§ **Task brief**
Could the data below be retyped exactly, without its pictures?
+-------+
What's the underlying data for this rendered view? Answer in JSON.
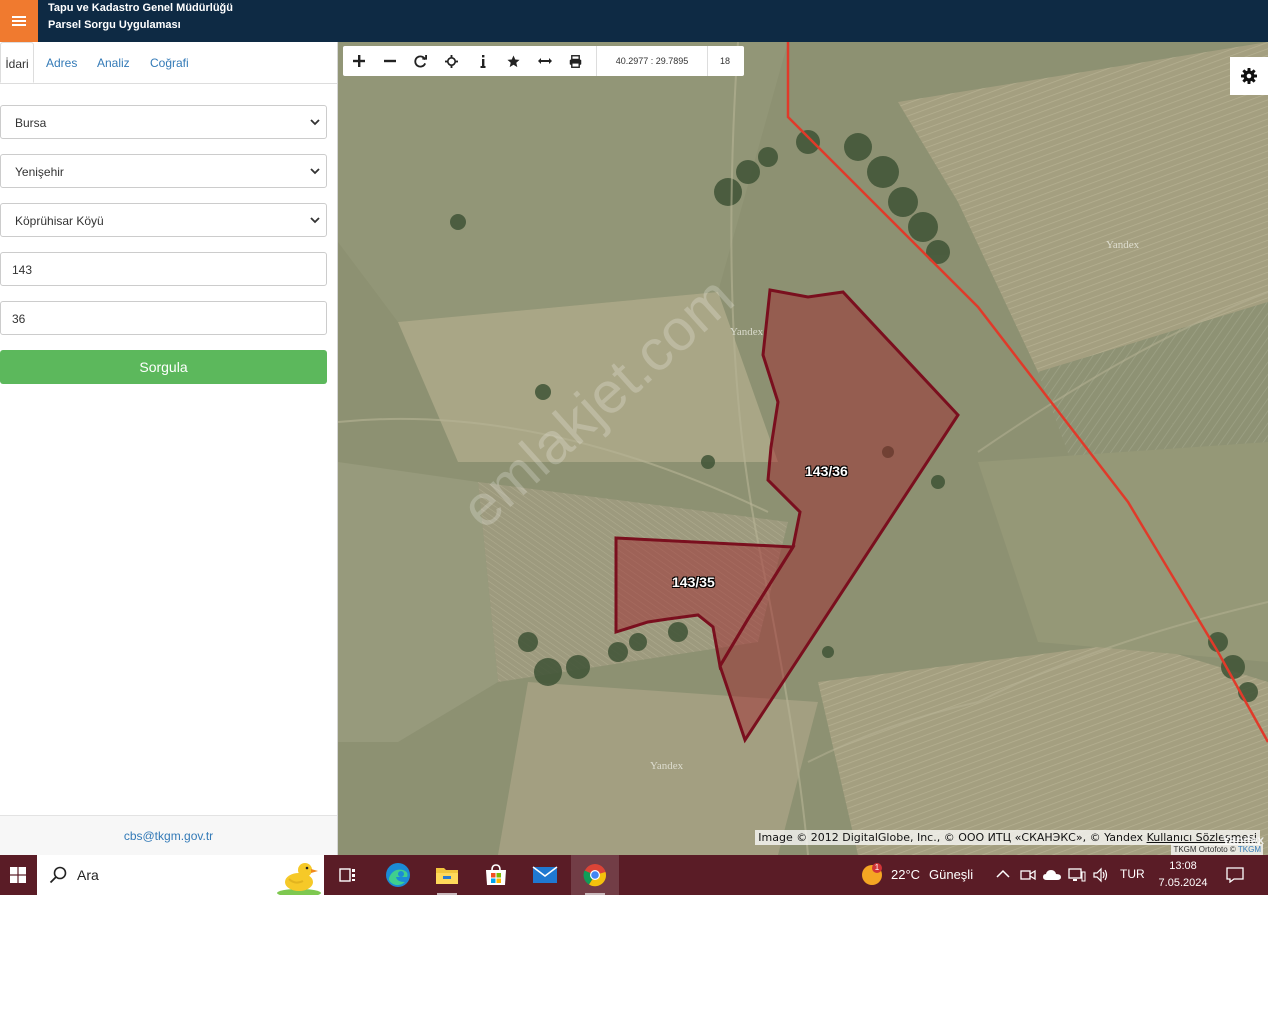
{
  "header": {
    "title_line1": "Tapu ve Kadastro Genel Müdürlüğü",
    "title_line2": "Parsel Sorgu Uygulaması",
    "menu_icon": "hamburger-icon",
    "accent_color": "#f07a2f",
    "bar_color": "#0e2a44"
  },
  "tabs": [
    {
      "label": "İdari",
      "active": true
    },
    {
      "label": "Adres",
      "active": false
    },
    {
      "label": "Analiz",
      "active": false
    },
    {
      "label": "Coğrafi",
      "active": false
    }
  ],
  "form": {
    "province": "Bursa",
    "district": "Yenişehir",
    "neighborhood": "Köprühisar Köyü",
    "block_no": "143",
    "parcel_no": "36",
    "submit_label": "Sorgula",
    "submit_color": "#5cb85c"
  },
  "footer": {
    "email": "cbs@tkgm.gov.tr"
  },
  "map": {
    "toolbar": {
      "tools": [
        "plus-icon",
        "minus-icon",
        "refresh-icon",
        "locate-icon",
        "info-icon",
        "star-icon",
        "measure-icon",
        "print-icon"
      ],
      "coordinates": "40.2977 : 29.7895",
      "zoom": "18"
    },
    "settings_icon": "gear-icon",
    "parcels": [
      {
        "label": "143/36"
      },
      {
        "label": "143/35"
      }
    ],
    "yandex_labels": [
      "Yandex",
      "Yandex",
      "Yandex"
    ],
    "watermark": "emlakjet.com",
    "attribution_prefix": "Image © 2012 DigitalGlobe, Inc., © ООО ИТЦ «СКАНЭКС», © Yandex ",
    "attribution_link": "Kullanıcı Sözleşmesi",
    "yandex_corner": "Yandex",
    "ortho_credit_prefix": "TKGM Ortofoto © ",
    "ortho_credit_link": "TKGM",
    "parcel_color": "#7a0f1e",
    "boundary_color": "#e03a2a"
  },
  "taskbar": {
    "search_label": "Ara",
    "apps": [
      "task-view-icon",
      "edge-icon",
      "file-explorer-icon",
      "store-icon",
      "mail-icon",
      "chrome-icon"
    ],
    "weather_badge": "1",
    "temperature": "22°C",
    "weather_text": "Güneşli",
    "language": "TUR",
    "time": "13:08",
    "date": "7.05.2024",
    "bar_color": "#5a1c26"
  }
}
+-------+
§ **Exercise response**
What's the underlying data for this rendered view? Answer in JSON.
{
  "header": {
    "title_line1": "Tapu ve Kadastro Genel Müdürlüğü",
    "title_line2": "Parsel Sorgu Uygulaması",
    "menu_icon": "hamburger-icon",
    "accent_color": "#f07a2f",
    "bar_color": "#0e2a44"
  },
  "tabs": [
    {
      "label": "İdari",
      "active": true
    },
    {
      "label": "Adres",
      "active": false
    },
    {
      "label": "Analiz",
      "active": false
    },
    {
      "label": "Coğrafi",
      "active": false
    }
  ],
  "form": {
    "province": "Bursa",
    "district": "Yenişehir",
    "neighborhood": "Köprühisar Köyü",
    "block_no": "143",
    "parcel_no": "36",
    "submit_label": "Sorgula",
    "submit_color": "#5cb85c"
  },
  "footer": {
    "email": "cbs@tkgm.gov.tr"
  },
  "map": {
    "toolbar": {
      "tools": [
        "plus-icon",
        "minus-icon",
        "refresh-icon",
        "locate-icon",
        "info-icon",
        "star-icon",
        "measure-icon",
        "print-icon"
      ],
      "coordinates": "40.2977 : 29.7895",
      "zoom": "18"
    },
    "settings_icon": "gear-icon",
    "parcels": [
      {
        "label": "143/36"
      },
      {
        "label": "143/35"
      }
    ],
    "yandex_labels": [
      "Yandex",
      "Yandex",
      "Yandex"
    ],
    "watermark": "emlakjet.com",
    "attribution_prefix": "Image © 2012 DigitalGlobe, Inc., © ООО ИТЦ «СКАНЭКС», © Yandex ",
    "attribution_link": "Kullanıcı Sözleşmesi",
    "yandex_corner": "Yandex",
    "ortho_credit_prefix": "TKGM Ortofoto © ",
    "ortho_credit_link": "TKGM",
    "parcel_color": "#7a0f1e",
    "boundary_color": "#e03a2a"
  },
  "taskbar": {
    "search_label": "Ara",
    "apps": [
      "task-view-icon",
      "edge-icon",
      "file-explorer-icon",
      "store-icon",
      "mail-icon",
      "chrome-icon"
    ],
    "weather_badge": "1",
    "temperature": "22°C",
    "weather_text": "Güneşli",
    "language": "TUR",
    "time": "13:08",
    "date": "7.05.2024",
    "bar_color": "#5a1c26"
  }
}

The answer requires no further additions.